Imagine I told you that the average height of all the people in the entire world is about 6.2 feet. And when you ask me how I learned that, I replied, “It was simple, really. I just measured myself.”
After getting over the initial shock of my apparent stupidity, you’d probably inform me that I can’t just measure myself and draw such a conclusion. I’d need a much larger sample size.
And, of course, you’d be right. In obvious examples like this, we have an intuitive sense for what statisticians call the law of large numbers,1 which states, “As a sample size grows, its mean gets closer to the average of the whole population.”
But there are many less clear-cut situations where we fail to take sample size into account. Consider, for example, this statement:
In a telephone poll of 300 seniors, 60 percent support the president.2
If you had to create a headline of three words to describe those findings, what would it be? If you’re like most people, you’ll write “Elderly Support President.”
And those words do a good job of conveying the essence of the story. But the details of the poll design—that it was done over the phone with a sample of just 300—gets left out.
The takeaway? We pay much more attention to the content of messages than we do to the reliability of the information.
You’ve probably seen plenty of commercials where four out of five dentists recommend some toothpaste. That seems convincing, but only because we focus on the content of the message—authorities in the field think highly of the product.
If we instead turned our attention to the reliability of the information—the fact that we don’t know the sample size—we’d come to a very different conclusion. After all, there’s a good chance only five dentists were actually asked. And if you did a proper poll with a random sampling of 1000 dentists, perhaps only 20 percent would recommend the brand.

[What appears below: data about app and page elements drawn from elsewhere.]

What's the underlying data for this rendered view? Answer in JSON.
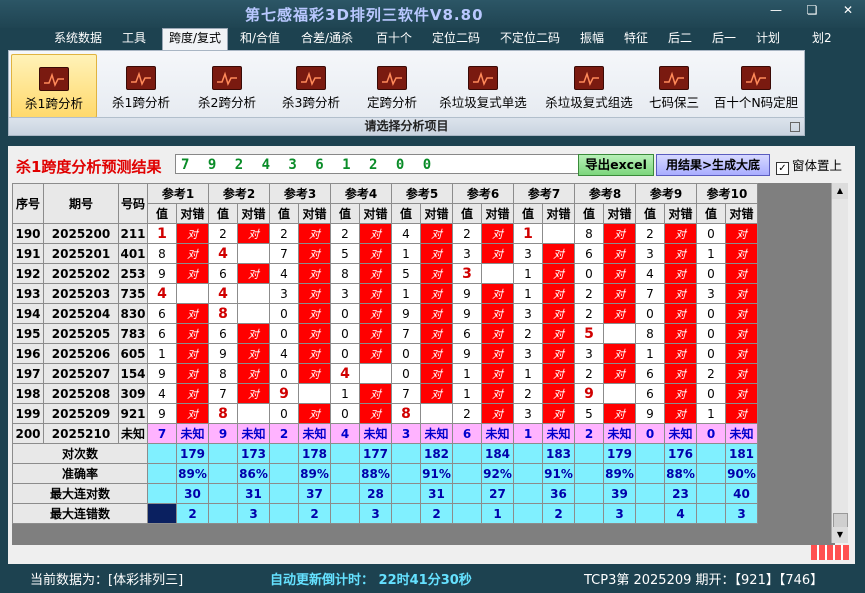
{
  "window": {
    "title": "第七感福彩3D排列三软件V8.80"
  },
  "menu": [
    "系统数据",
    "工具",
    "跨度/复式",
    "和/合值",
    "合差/通杀",
    "百十个",
    "定位二码",
    "不定位二码",
    "振幅",
    "特征",
    "后二",
    "后一",
    "计划",
    "划2"
  ],
  "menu_active": "跨度/复式",
  "ribbon": {
    "buttons": [
      "杀1跨分析",
      "杀1跨分析",
      "杀2跨分析",
      "杀3跨分析",
      "定跨分析",
      "杀垃圾复式单选",
      "杀垃圾复式组选",
      "七码保三",
      "百十个N码定胆"
    ],
    "group_label": "请选择分析项目"
  },
  "panel": {
    "title": "杀1跨度分析预测结果",
    "result": "7 9 2 4 3 6 1 2 0 0",
    "excel_button": "导出excel",
    "generate_button": "用结果>生成大底",
    "checkbox_label": "窗体置上",
    "checkbox_checked": true
  },
  "table": {
    "h_seq": "序号",
    "h_period": "期号",
    "h_code": "号码",
    "refs": [
      "参考1",
      "参考2",
      "参考3",
      "参考4",
      "参考5",
      "参考6",
      "参考7",
      "参考8",
      "参考9",
      "参考10"
    ],
    "sub_value": "值",
    "sub_result": "对错",
    "rows": [
      {
        "seq": "190",
        "period": "2025200",
        "code": "211",
        "vals": [
          "1",
          "2",
          "2",
          "2",
          "4",
          "2",
          "1",
          "8",
          "2",
          "0"
        ],
        "res": [
          "对",
          "对",
          "对",
          "对",
          "对",
          "对",
          "",
          "对",
          "对",
          "对"
        ],
        "big": [
          0,
          6
        ]
      },
      {
        "seq": "191",
        "period": "2025201",
        "code": "401",
        "vals": [
          "8",
          "4",
          "7",
          "5",
          "1",
          "3",
          "3",
          "6",
          "3",
          "1"
        ],
        "res": [
          "对",
          "",
          "对",
          "对",
          "对",
          "对",
          "对",
          "对",
          "对",
          "对"
        ],
        "big": [
          1
        ]
      },
      {
        "seq": "192",
        "period": "2025202",
        "code": "253",
        "vals": [
          "9",
          "6",
          "4",
          "8",
          "5",
          "3",
          "1",
          "0",
          "4",
          "0"
        ],
        "res": [
          "对",
          "对",
          "对",
          "对",
          "对",
          "",
          "对",
          "对",
          "对",
          "对"
        ],
        "big": [
          5
        ]
      },
      {
        "seq": "193",
        "period": "2025203",
        "code": "735",
        "vals": [
          "4",
          "4",
          "3",
          "3",
          "1",
          "9",
          "1",
          "2",
          "7",
          "3"
        ],
        "res": [
          "",
          "",
          "对",
          "对",
          "对",
          "对",
          "对",
          "对",
          "对",
          "对"
        ],
        "big": [
          0,
          1
        ]
      },
      {
        "seq": "194",
        "period": "2025204",
        "code": "830",
        "vals": [
          "6",
          "8",
          "0",
          "0",
          "9",
          "9",
          "3",
          "2",
          "0",
          "0"
        ],
        "res": [
          "对",
          "",
          "对",
          "对",
          "对",
          "对",
          "对",
          "对",
          "对",
          "对"
        ],
        "big": [
          1
        ]
      },
      {
        "seq": "195",
        "period": "2025205",
        "code": "783",
        "vals": [
          "6",
          "6",
          "0",
          "0",
          "7",
          "6",
          "2",
          "5",
          "8",
          "0"
        ],
        "res": [
          "对",
          "对",
          "对",
          "对",
          "对",
          "对",
          "对",
          "",
          "对",
          "对"
        ],
        "big": [
          7
        ]
      },
      {
        "seq": "196",
        "period": "2025206",
        "code": "605",
        "vals": [
          "1",
          "9",
          "4",
          "0",
          "0",
          "9",
          "3",
          "3",
          "1",
          "0"
        ],
        "res": [
          "对",
          "对",
          "对",
          "对",
          "对",
          "对",
          "对",
          "对",
          "对",
          "对"
        ],
        "big": []
      },
      {
        "seq": "197",
        "period": "2025207",
        "code": "154",
        "vals": [
          "9",
          "8",
          "0",
          "4",
          "0",
          "1",
          "1",
          "2",
          "6",
          "2"
        ],
        "res": [
          "对",
          "对",
          "对",
          "",
          "对",
          "对",
          "对",
          "对",
          "对",
          "对"
        ],
        "big": [
          3
        ]
      },
      {
        "seq": "198",
        "period": "2025208",
        "code": "309",
        "vals": [
          "4",
          "7",
          "9",
          "1",
          "7",
          "1",
          "2",
          "9",
          "6",
          "0"
        ],
        "res": [
          "对",
          "对",
          "",
          "对",
          "对",
          "对",
          "对",
          "",
          "对",
          "对"
        ],
        "big": [
          2,
          7
        ]
      },
      {
        "seq": "199",
        "period": "2025209",
        "code": "921",
        "vals": [
          "9",
          "8",
          "0",
          "0",
          "8",
          "2",
          "3",
          "5",
          "9",
          "1"
        ],
        "res": [
          "对",
          "",
          "对",
          "对",
          "",
          "对",
          "对",
          "对",
          "对",
          "对"
        ],
        "big": [
          1,
          4
        ]
      }
    ],
    "predict_row": {
      "seq": "200",
      "period": "2025210",
      "code": "未知",
      "vals": [
        "7",
        "9",
        "2",
        "4",
        "3",
        "6",
        "1",
        "2",
        "0",
        "0"
      ],
      "res_label": "未知"
    },
    "summary": [
      {
        "label": "对次数",
        "vals": [
          "179",
          "173",
          "178",
          "177",
          "182",
          "184",
          "183",
          "179",
          "176",
          "181"
        ]
      },
      {
        "label": "准确率",
        "vals": [
          "89%",
          "86%",
          "89%",
          "88%",
          "91%",
          "92%",
          "91%",
          "89%",
          "88%",
          "90%"
        ]
      },
      {
        "label": "最大连对数",
        "vals": [
          "30",
          "31",
          "37",
          "28",
          "31",
          "27",
          "36",
          "39",
          "23",
          "40"
        ]
      },
      {
        "label": "最大连错数",
        "vals": [
          "2",
          "3",
          "2",
          "3",
          "2",
          "1",
          "2",
          "3",
          "4",
          "3"
        ]
      }
    ]
  },
  "status": {
    "current_data": "当前数据为：[体彩排列三]",
    "countdown": "自动更新倒计时：  22时41分30秒",
    "draw_info": "TCP3第 2025209 期开：【921】【746】"
  },
  "colors": {
    "accent_red": "#ff0000",
    "predict_pink": "#ffb3ff",
    "summary_cyan": "#80f0ff",
    "bg": "#1d4250"
  }
}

Accurate assumptions require sufficient sample sizes. But in everyday life, we often forget about that and, as a result, make hasty generalizations. Here are a few examples:
- Your dad smokes four packs of cigarettes per day and lives to be eighty years old. He’s just one person, but you still conclude that smoking can’t be that bad for you.

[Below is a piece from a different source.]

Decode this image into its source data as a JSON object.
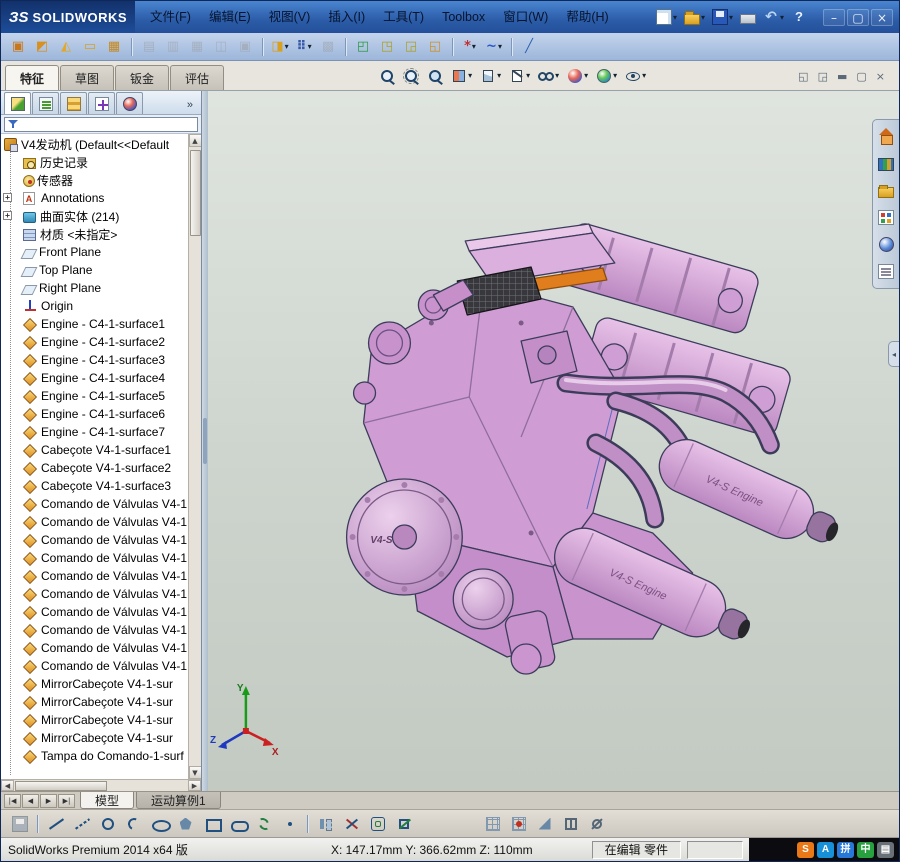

- You meet someone for the first time, and he makes a bad impression on you. It’s just one meeting, but you still assume that he’s a rude person.
- You try investing in the stock market and lose half of the money spent in your first week. It’s a short period of time, but you still conclude the stock market isn’t for you.

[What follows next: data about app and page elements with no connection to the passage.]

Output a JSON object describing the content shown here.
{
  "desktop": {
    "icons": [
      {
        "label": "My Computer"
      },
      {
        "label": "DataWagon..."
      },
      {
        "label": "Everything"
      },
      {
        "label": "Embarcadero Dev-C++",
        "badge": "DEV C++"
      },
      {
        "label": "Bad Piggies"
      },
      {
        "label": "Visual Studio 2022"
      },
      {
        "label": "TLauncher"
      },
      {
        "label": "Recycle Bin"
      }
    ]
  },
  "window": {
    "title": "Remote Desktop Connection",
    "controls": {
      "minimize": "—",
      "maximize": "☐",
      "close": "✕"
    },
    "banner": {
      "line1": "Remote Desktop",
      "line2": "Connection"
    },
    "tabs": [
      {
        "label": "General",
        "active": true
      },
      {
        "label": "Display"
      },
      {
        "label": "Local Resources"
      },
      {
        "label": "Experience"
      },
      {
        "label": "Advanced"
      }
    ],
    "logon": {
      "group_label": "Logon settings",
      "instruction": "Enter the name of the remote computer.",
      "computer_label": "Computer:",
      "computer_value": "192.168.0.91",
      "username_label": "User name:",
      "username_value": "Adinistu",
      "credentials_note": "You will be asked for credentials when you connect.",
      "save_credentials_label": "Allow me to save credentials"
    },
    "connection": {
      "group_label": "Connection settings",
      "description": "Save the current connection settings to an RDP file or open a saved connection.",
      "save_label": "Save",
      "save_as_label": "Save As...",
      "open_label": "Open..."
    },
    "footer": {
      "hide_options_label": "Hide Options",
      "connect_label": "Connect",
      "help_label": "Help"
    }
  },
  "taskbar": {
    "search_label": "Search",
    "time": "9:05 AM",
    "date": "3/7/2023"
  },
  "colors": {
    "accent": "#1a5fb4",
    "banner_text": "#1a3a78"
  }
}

As you can see, hasty generalizations often lead to inaccurate conclusions, bad judgments, and poor decisions. So always pay attention to the reliability of information. When the sample size is small, suspend your judgment and try to find more reliable data.
This article is an excerpt from my book The Decision-Making Blueprint.